Input records =>
*** Block opens ***

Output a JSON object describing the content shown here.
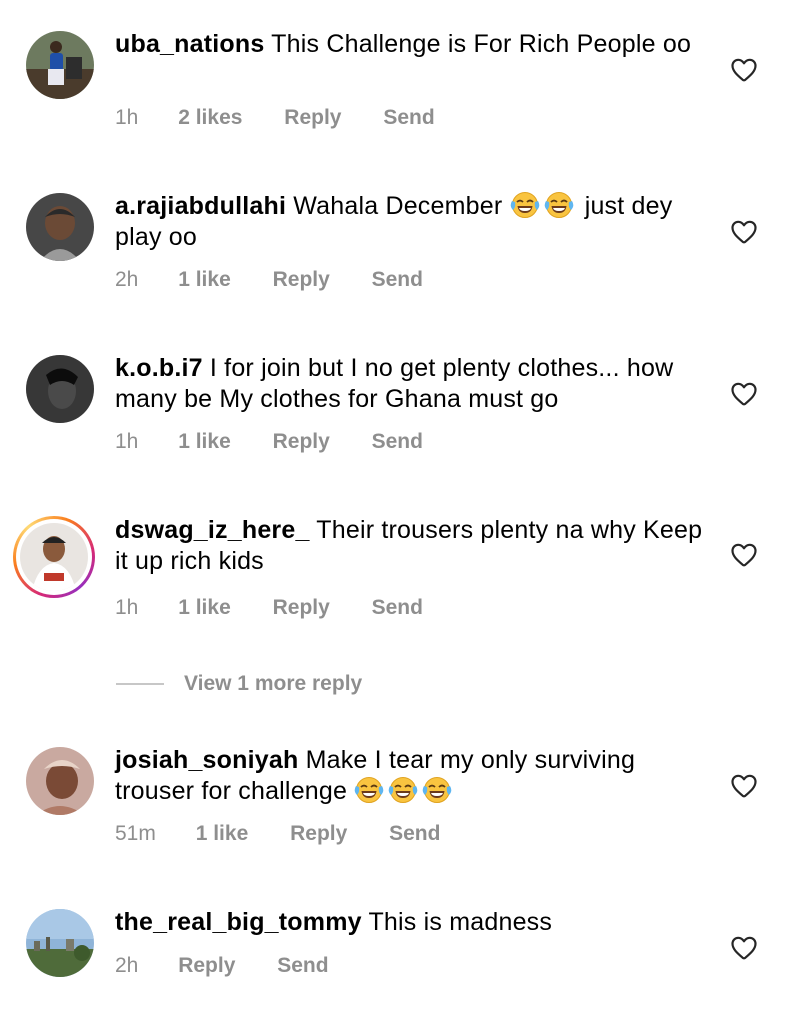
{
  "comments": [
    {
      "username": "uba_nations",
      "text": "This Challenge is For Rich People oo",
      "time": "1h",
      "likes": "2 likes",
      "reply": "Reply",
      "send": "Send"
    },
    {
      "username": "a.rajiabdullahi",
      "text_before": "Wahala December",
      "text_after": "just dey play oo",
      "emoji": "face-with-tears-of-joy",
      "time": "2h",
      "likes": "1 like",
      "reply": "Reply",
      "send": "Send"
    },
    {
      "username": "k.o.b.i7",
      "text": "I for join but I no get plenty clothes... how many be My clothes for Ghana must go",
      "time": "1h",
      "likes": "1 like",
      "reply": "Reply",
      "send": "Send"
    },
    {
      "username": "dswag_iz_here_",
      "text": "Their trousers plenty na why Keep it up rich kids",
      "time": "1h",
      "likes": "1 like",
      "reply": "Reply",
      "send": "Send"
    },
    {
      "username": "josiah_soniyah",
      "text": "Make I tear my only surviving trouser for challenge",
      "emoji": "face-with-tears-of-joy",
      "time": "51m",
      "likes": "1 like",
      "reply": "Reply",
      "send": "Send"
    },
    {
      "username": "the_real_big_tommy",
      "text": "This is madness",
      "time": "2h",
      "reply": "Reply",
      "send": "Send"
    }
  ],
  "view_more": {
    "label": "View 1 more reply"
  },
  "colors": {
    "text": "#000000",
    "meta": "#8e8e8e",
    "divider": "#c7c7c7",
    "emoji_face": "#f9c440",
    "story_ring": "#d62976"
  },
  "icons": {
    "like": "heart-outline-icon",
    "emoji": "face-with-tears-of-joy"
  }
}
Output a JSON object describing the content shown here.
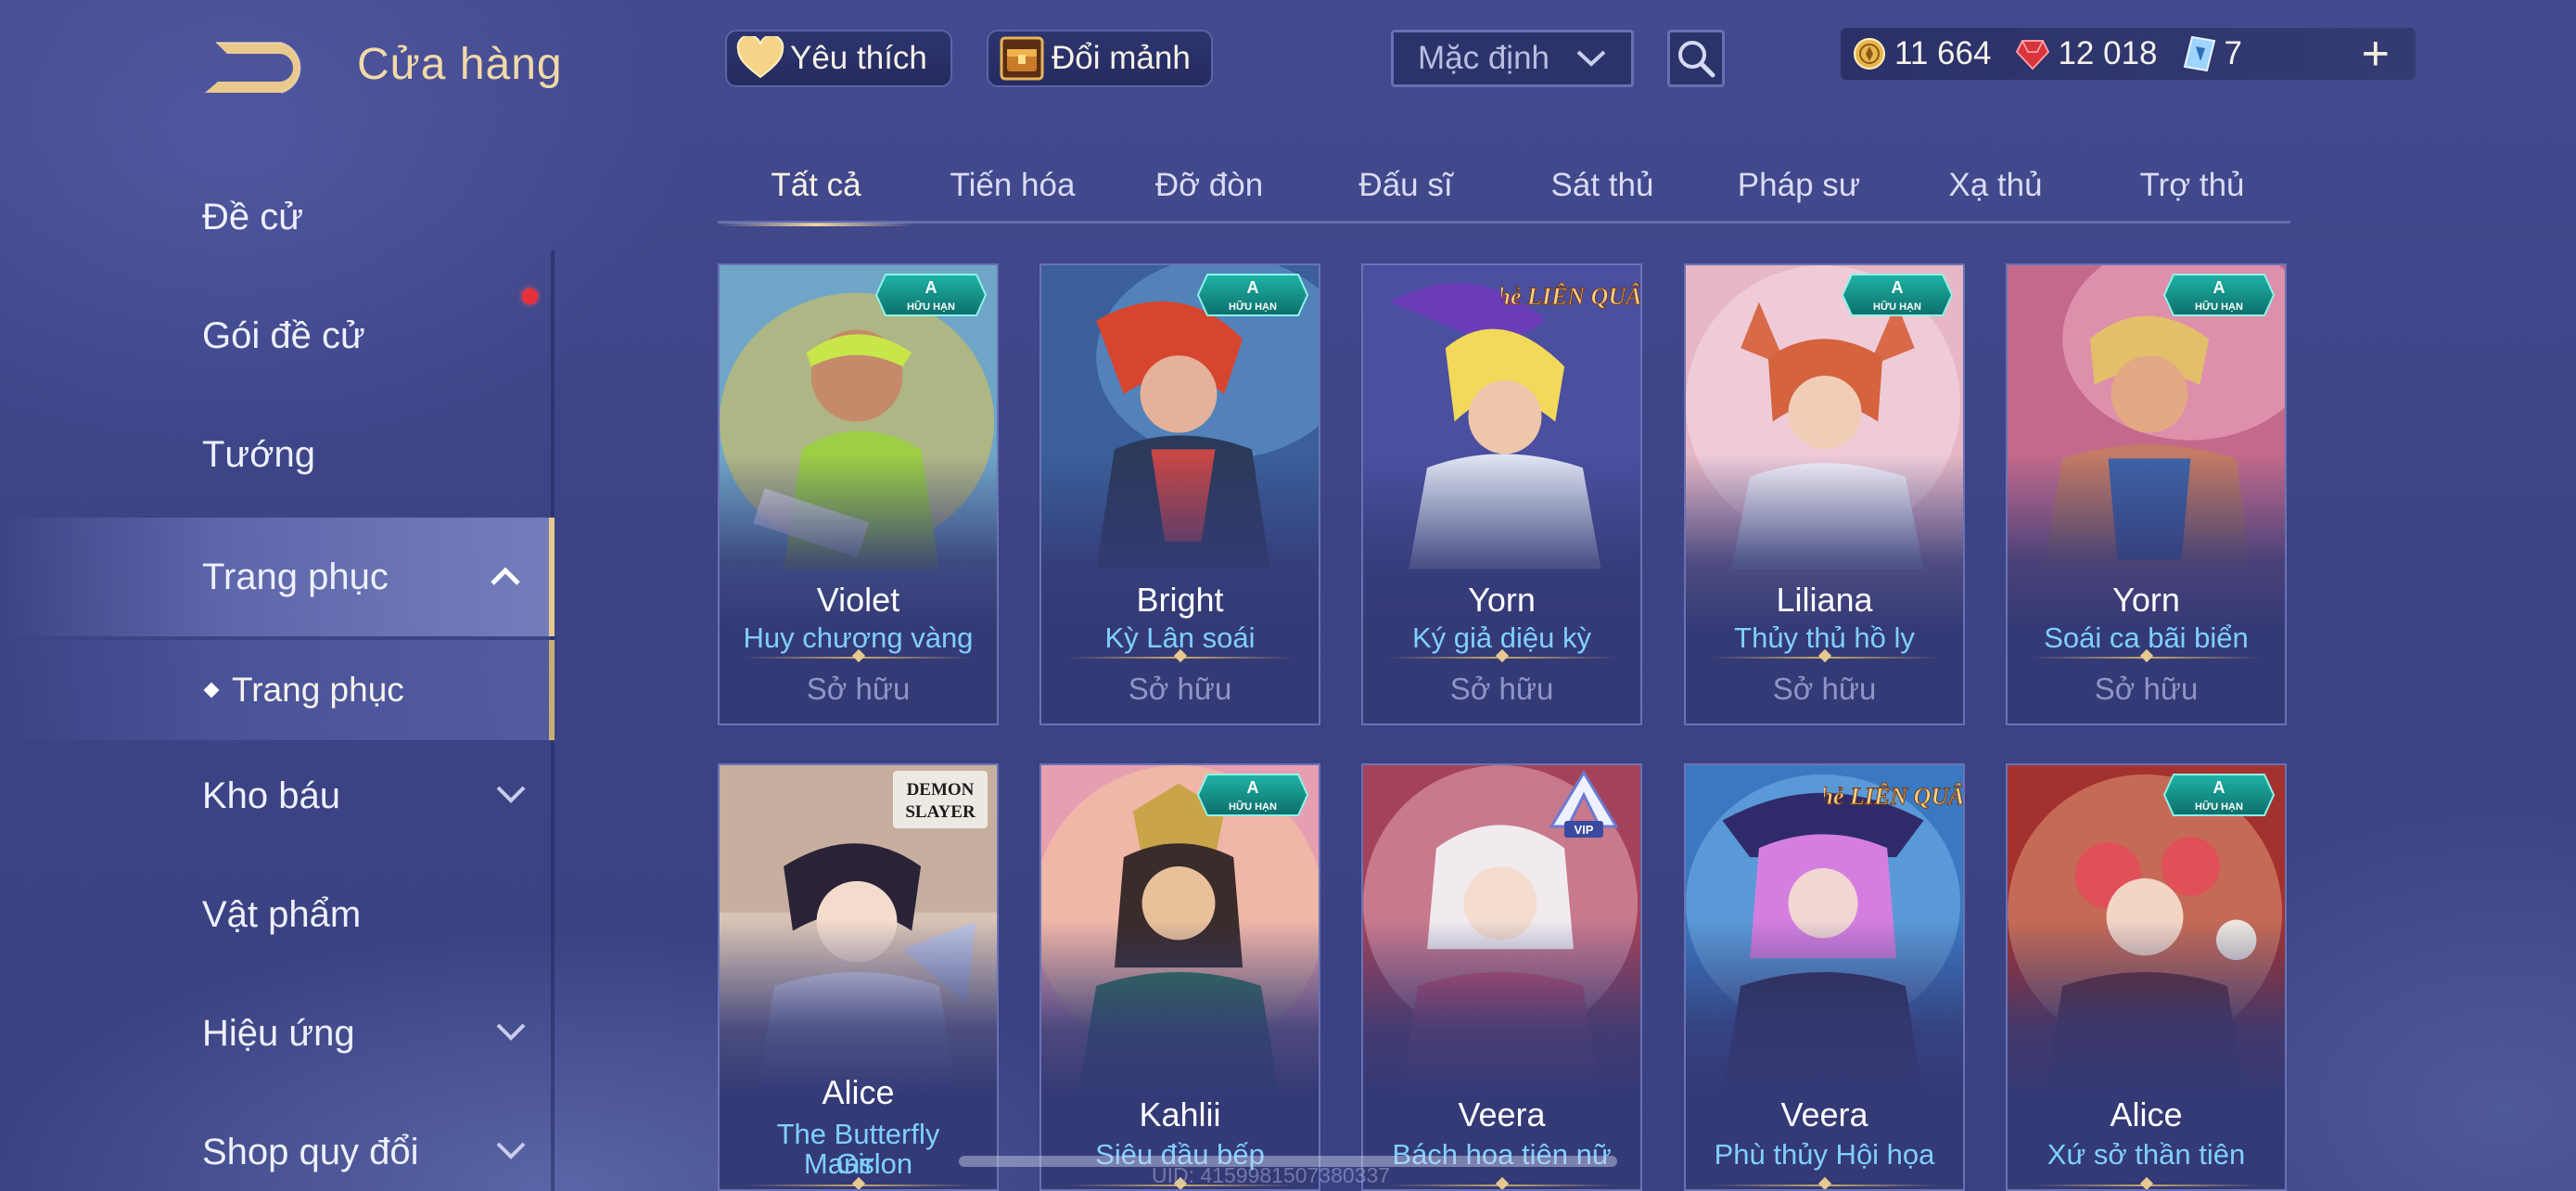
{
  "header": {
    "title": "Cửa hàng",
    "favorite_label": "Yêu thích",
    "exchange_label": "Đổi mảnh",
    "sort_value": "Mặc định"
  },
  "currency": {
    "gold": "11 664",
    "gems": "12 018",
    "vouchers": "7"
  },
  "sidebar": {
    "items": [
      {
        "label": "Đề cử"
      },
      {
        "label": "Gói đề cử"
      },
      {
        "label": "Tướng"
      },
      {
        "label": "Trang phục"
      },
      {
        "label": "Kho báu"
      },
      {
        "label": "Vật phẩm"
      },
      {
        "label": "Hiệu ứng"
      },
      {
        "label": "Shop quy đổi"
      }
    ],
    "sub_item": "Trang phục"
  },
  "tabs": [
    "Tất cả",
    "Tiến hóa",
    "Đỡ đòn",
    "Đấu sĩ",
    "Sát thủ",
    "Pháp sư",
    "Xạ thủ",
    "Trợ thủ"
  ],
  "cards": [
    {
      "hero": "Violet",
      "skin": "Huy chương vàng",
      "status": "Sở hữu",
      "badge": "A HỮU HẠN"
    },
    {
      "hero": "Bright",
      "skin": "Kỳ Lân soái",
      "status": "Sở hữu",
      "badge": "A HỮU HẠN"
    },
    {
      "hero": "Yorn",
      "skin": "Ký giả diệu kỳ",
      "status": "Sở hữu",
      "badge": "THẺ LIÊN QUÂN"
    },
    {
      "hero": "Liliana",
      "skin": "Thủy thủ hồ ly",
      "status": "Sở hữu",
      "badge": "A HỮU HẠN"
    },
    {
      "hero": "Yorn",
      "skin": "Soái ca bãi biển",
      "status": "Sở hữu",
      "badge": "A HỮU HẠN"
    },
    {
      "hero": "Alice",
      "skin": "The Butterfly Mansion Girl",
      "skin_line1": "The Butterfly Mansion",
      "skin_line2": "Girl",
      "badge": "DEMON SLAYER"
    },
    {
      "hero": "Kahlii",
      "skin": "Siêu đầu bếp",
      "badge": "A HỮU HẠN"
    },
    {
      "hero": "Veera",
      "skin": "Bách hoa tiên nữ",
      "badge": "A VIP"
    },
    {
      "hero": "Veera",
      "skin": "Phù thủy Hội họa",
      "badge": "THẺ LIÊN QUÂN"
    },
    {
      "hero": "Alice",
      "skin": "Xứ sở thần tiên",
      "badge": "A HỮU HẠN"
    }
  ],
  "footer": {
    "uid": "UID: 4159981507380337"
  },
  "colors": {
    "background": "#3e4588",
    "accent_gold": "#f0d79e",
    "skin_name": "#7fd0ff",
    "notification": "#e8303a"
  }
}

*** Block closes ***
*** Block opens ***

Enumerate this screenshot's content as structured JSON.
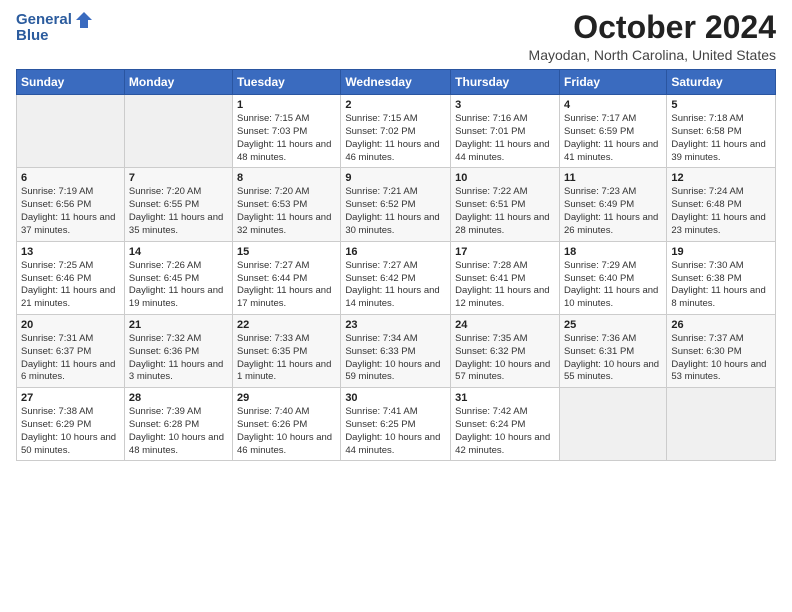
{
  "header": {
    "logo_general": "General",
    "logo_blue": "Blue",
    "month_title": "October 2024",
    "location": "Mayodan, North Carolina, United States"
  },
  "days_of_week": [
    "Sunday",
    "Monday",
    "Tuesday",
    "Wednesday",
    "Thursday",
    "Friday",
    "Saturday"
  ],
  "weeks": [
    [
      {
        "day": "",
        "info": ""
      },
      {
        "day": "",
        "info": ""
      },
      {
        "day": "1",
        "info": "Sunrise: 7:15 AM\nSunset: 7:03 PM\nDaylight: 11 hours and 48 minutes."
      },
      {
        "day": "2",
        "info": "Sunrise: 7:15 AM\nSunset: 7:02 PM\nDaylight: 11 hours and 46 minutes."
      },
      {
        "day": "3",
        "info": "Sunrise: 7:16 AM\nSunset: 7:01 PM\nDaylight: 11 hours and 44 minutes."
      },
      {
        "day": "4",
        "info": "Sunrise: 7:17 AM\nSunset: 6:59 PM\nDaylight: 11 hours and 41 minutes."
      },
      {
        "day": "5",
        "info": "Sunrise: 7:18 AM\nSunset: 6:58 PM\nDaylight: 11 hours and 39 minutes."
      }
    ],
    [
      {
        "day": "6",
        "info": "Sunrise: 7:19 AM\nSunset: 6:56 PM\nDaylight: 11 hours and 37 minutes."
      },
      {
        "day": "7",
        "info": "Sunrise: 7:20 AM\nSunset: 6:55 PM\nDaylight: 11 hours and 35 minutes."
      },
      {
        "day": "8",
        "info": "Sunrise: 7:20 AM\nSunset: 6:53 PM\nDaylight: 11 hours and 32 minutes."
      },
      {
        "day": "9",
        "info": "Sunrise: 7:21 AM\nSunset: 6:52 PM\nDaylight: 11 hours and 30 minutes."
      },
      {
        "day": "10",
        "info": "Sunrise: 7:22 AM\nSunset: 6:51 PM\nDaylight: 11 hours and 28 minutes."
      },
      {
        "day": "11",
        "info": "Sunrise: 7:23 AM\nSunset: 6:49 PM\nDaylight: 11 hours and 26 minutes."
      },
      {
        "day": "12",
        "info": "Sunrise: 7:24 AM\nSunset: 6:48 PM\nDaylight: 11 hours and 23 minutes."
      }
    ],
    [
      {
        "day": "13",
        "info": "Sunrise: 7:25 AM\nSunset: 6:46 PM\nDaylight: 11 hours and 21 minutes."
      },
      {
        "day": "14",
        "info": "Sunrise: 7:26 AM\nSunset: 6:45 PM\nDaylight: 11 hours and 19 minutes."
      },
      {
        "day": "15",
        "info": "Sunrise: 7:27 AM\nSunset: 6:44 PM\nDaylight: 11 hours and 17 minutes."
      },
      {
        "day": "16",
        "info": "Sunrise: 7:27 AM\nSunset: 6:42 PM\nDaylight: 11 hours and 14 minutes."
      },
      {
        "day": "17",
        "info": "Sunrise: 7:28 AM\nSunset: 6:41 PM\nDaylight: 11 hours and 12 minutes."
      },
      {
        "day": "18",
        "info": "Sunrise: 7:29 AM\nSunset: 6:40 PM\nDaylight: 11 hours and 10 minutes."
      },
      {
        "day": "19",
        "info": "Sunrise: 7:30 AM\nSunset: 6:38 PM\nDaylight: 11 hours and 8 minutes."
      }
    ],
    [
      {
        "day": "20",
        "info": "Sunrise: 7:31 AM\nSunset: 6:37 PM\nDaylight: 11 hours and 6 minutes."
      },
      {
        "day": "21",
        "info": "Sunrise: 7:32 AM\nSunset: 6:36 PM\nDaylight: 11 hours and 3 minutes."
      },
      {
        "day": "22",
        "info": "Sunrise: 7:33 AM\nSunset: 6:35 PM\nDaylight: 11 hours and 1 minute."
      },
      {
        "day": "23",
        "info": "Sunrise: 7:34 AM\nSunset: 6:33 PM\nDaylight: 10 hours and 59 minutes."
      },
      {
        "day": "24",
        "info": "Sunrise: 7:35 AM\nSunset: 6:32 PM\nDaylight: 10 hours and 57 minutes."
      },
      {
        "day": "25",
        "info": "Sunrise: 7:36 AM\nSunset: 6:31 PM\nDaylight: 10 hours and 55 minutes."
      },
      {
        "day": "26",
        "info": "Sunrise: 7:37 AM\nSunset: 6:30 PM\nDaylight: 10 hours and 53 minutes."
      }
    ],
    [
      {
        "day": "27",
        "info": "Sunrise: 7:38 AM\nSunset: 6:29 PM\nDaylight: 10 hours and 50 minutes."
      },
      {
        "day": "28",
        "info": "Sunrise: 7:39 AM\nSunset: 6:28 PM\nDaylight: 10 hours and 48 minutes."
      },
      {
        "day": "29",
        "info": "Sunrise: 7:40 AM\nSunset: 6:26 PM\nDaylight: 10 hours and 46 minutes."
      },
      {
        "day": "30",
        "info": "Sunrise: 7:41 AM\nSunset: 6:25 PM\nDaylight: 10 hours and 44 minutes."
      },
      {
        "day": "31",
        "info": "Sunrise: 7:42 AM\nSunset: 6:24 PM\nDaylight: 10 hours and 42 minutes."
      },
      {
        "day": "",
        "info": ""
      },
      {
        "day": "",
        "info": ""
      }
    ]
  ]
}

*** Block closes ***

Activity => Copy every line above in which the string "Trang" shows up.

Your solution =>
        "label": "Trang phục"
    "sub_item": "Trang phục"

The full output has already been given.